All in all, Lens is an NFT middleware infrastructure that represents the relationships between individual peers and the content of individual users. Applications can build upon this and visualize the basic construct accordingly for the user.

Possible Lens Infra Flows

In the following picture we have charted the possible usage flows within the lens ecosystem. As already described, the user gets access to Lens by mining a profile NFT. With a public blockchain address and a Lens profile NFT, the user can then get access to any applications in the Lens ecosystem. Through the address centric design, the user can take his/her data and logic from application to application. Created content is posted on storage networks which can then be indexed. Data Model networks can allow applications to make the raw data usable via e.g IPFS Data Streams.

If Lens becomes successful across the board, we would assume that it is implemented on numerous different state machines. Since the content is stored at specialized storage networks as Arweave or IPFS they set a foundational stone for Lens to work and are representing the bottom of the stack for social content. We at Moonrock Capital are watching closely to see if Lens enables a true PMF for protocols like Arweave or Filecoin.

To date, Arweave has generated in its lifetime a cumulative of $1.5 million in fees. With growing adoption of lens users and publications, we see storage networks revenues represent the growth of the sector pretty linear. Being at the bottom of the tech stack, they also show the least risk of being out-competed by other protocols which are built on top of them.

Lens Ecosystem

One unique thing about Lens is that you can see similarities to the beginning of DeFi in the builder behavior. Stani is a mission-driven DeFi veteran who attracts many like minded developers who want to build a better social media future for us. The vision of moving away from the current gatekeepers to censorship resistant social media where everyone has control over their own content and can eventually monetize their network is the perfect nerd sniping with a giant TAM.

A few examples of interfaces that already show good usage would be Lenster, Lenstube or Phaver.

Lenster positions itself as the decentralized version of Twitter. Users have the same capabilities and a similar interface to what they are already used to. Even if such apps cannot quite match the user experience of Web2 yet, there is the possibility of doing all interactions gasless and thus avoiding annoying wallet pop-ups. Lenstube, on the other hand, wants to position itself as a pardon to Youtube and Phaver is kind of similar to Lenster but as a phone application. In general, integration tools, applications and middleware protocols are still in their infancy and in the near future we will be able to see the innovations through composability.

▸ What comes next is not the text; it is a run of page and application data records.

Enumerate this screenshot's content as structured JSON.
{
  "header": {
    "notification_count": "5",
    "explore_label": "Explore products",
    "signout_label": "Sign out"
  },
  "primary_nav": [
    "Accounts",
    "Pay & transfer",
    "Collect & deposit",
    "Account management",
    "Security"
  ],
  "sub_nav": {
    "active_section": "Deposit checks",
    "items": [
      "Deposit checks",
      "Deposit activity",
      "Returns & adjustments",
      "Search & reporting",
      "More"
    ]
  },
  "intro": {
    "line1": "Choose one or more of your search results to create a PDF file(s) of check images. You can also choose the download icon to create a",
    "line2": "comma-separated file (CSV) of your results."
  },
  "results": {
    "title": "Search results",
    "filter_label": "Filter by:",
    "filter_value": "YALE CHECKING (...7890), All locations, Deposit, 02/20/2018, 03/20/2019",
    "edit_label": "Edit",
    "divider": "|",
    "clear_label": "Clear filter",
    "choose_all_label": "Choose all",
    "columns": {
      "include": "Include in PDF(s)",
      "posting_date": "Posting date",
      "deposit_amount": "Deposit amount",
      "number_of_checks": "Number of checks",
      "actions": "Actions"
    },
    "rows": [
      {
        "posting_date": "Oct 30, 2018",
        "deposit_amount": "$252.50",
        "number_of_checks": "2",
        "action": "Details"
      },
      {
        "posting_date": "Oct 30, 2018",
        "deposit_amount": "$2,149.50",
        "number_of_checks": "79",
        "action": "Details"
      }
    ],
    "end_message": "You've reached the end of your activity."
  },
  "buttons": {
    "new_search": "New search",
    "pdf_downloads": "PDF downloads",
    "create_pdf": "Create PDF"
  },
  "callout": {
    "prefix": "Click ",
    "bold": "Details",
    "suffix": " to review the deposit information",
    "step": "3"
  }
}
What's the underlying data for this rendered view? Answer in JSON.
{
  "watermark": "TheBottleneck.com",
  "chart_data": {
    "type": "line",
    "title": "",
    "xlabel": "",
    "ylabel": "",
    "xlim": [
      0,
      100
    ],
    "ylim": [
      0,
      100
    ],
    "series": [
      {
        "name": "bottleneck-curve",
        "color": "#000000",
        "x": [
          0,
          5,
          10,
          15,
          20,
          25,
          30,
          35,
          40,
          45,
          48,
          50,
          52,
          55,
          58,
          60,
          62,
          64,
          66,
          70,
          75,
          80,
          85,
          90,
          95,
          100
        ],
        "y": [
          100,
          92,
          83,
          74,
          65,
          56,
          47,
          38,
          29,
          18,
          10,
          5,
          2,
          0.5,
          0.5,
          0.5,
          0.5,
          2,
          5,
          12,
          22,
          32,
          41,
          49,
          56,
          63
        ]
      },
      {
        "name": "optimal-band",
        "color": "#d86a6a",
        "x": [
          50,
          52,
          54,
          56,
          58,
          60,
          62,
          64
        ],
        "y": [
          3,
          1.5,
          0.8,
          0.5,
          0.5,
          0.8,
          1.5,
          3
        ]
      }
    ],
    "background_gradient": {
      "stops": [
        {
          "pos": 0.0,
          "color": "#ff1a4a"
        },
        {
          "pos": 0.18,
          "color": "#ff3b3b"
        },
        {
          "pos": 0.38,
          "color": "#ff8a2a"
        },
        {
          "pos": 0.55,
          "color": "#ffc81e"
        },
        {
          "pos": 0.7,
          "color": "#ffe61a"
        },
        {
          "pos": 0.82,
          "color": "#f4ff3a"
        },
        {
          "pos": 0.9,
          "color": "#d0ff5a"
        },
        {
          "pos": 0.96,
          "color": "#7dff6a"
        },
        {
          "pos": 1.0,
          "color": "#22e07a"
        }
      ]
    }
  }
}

We believe that in the long term, the applications that focus on the new possibilities of cross-application information and therefore new possibilities of better matchmaking as well as the best community optimized dashboards and interfaces are the most interesting approaches. As a prime example, you often see an optimized Tinder approach in which I can better break down potential romantic partners according to the various criteria of my own interests. If you take this further, it could be easier to find partners who share the same values, especially in a professional career based on a wallet history. From Web2 we could learn that the bottom of the stack platforms had the highest valuations in the long term and competitors prevailed who tried to dominate/control this area. However, any integration tool like restaurant reviews gets massive competition from players further down the line (Google). Even if we expect more modularity, we can imagine that at some point we will again see a consolidation into individual players.

If you want to get a better feel for the apps and the possibilities but can’t claim a handle yet, buy one at Opensea:[sortAscending]=true&search[sortBy]=UNIT_PRICE

and get active yourself.

Who We Are

Moonrock Capital is a Blockchain Advisory and Investment Firm, incubating and accelerating early stage startups since 2019.





Moonrock Capital

Moonrock Capital is a Blockchain Advisory and Investment Firm, incubating and accelerating early stage startups since 2019.